What you should do –
Line by line, retype the whole listing exactly.

====== Recorded data

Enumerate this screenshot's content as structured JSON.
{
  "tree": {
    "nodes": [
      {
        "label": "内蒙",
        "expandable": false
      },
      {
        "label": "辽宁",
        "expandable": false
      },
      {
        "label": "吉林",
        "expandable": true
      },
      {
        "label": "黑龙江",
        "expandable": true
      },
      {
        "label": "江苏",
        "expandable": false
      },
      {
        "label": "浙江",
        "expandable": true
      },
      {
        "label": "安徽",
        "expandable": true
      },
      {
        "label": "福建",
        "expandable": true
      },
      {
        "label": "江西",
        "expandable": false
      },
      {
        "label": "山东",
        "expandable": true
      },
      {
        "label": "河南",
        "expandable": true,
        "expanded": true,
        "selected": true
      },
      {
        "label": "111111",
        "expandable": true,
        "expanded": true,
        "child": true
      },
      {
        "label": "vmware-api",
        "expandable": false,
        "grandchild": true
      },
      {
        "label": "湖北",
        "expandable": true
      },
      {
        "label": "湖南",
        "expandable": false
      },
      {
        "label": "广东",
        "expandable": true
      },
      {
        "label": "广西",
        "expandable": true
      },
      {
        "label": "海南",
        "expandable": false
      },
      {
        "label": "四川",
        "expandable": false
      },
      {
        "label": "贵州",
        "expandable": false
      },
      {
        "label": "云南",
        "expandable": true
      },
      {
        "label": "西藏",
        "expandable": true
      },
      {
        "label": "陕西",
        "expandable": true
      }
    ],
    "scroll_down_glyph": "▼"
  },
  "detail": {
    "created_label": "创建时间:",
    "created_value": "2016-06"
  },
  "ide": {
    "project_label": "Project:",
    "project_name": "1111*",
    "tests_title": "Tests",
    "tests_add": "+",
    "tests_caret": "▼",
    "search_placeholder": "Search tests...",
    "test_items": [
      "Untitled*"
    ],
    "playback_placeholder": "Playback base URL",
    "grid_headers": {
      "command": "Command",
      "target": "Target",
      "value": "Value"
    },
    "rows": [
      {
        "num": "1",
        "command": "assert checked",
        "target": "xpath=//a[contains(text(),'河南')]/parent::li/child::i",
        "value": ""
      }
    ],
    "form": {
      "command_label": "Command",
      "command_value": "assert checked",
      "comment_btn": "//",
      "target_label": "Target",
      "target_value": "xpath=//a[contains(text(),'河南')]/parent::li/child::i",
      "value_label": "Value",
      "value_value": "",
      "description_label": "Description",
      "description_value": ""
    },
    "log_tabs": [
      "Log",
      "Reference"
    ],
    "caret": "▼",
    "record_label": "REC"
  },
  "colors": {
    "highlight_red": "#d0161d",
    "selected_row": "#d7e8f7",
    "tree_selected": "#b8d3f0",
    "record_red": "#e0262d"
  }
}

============

Solution to this task –
Enumerate this screenshot's content as structured JSON.
{
  "tree": {
    "nodes": [
      {
        "label": "内蒙",
        "expandable": false
      },
      {
        "label": "辽宁",
        "expandable": false
      },
      {
        "label": "吉林",
        "expandable": true
      },
      {
        "label": "黑龙江",
        "expandable": true
      },
      {
        "label": "江苏",
        "expandable": false
      },
      {
        "label": "浙江",
        "expandable": true
      },
      {
        "label": "安徽",
        "expandable": true
      },
      {
        "label": "福建",
        "expandable": true
      },
      {
        "label": "江西",
        "expandable": false
      },
      {
        "label": "山东",
        "expandable": true
      },
      {
        "label": "河南",
        "expandable": true,
        "expanded": true,
        "selected": true
      },
      {
        "label": "111111",
        "expandable": true,
        "expanded": true,
        "child": true
      },
      {
        "label": "vmware-api",
        "expandable": false,
        "grandchild": true
      },
      {
        "label": "湖北",
        "expandable": true
      },
      {
        "label": "湖南",
        "expandable": false
      },
      {
        "label": "广东",
        "expandable": true
      },
      {
        "label": "广西",
        "expandable": true
      },
      {
        "label": "海南",
        "expandable": false
      },
      {
        "label": "四川",
        "expandable": false
      },
      {
        "label": "贵州",
        "expandable": false
      },
      {
        "label": "云南",
        "expandable": true
      },
      {
        "label": "西藏",
        "expandable": true
      },
      {
        "label": "陕西",
        "expandable": true
      }
    ],
    "scroll_down_glyph": "▼"
  },
  "detail": {
    "created_label": "创建时间:",
    "created_value": "2016-06"
  },
  "ide": {
    "project_label": "Project:",
    "project_name": "1111*",
    "tests_title": "Tests",
    "tests_add": "+",
    "tests_caret": "▼",
    "search_placeholder": "Search tests...",
    "test_items": [
      "Untitled*"
    ],
    "playback_placeholder": "Playback base URL",
    "grid_headers": {
      "command": "Command",
      "target": "Target",
      "value": "Value"
    },
    "rows": [
      {
        "num": "1",
        "command": "assert checked",
        "target": "xpath=//a[contains(text(),'河南')]/parent::li/child::i",
        "value": ""
      }
    ],
    "form": {
      "command_label": "Command",
      "command_value": "assert checked",
      "comment_btn": "//",
      "target_label": "Target",
      "target_value": "xpath=//a[contains(text(),'河南')]/parent::li/child::i",
      "value_label": "Value",
      "value_value": "",
      "description_label": "Description",
      "description_value": ""
    },
    "log_tabs": [
      "Log",
      "Reference"
    ],
    "caret": "▼",
    "record_label": "REC"
  },
  "colors": {
    "highlight_red": "#d0161d",
    "selected_row": "#d7e8f7",
    "tree_selected": "#b8d3f0",
    "record_red": "#e0262d"
  }
}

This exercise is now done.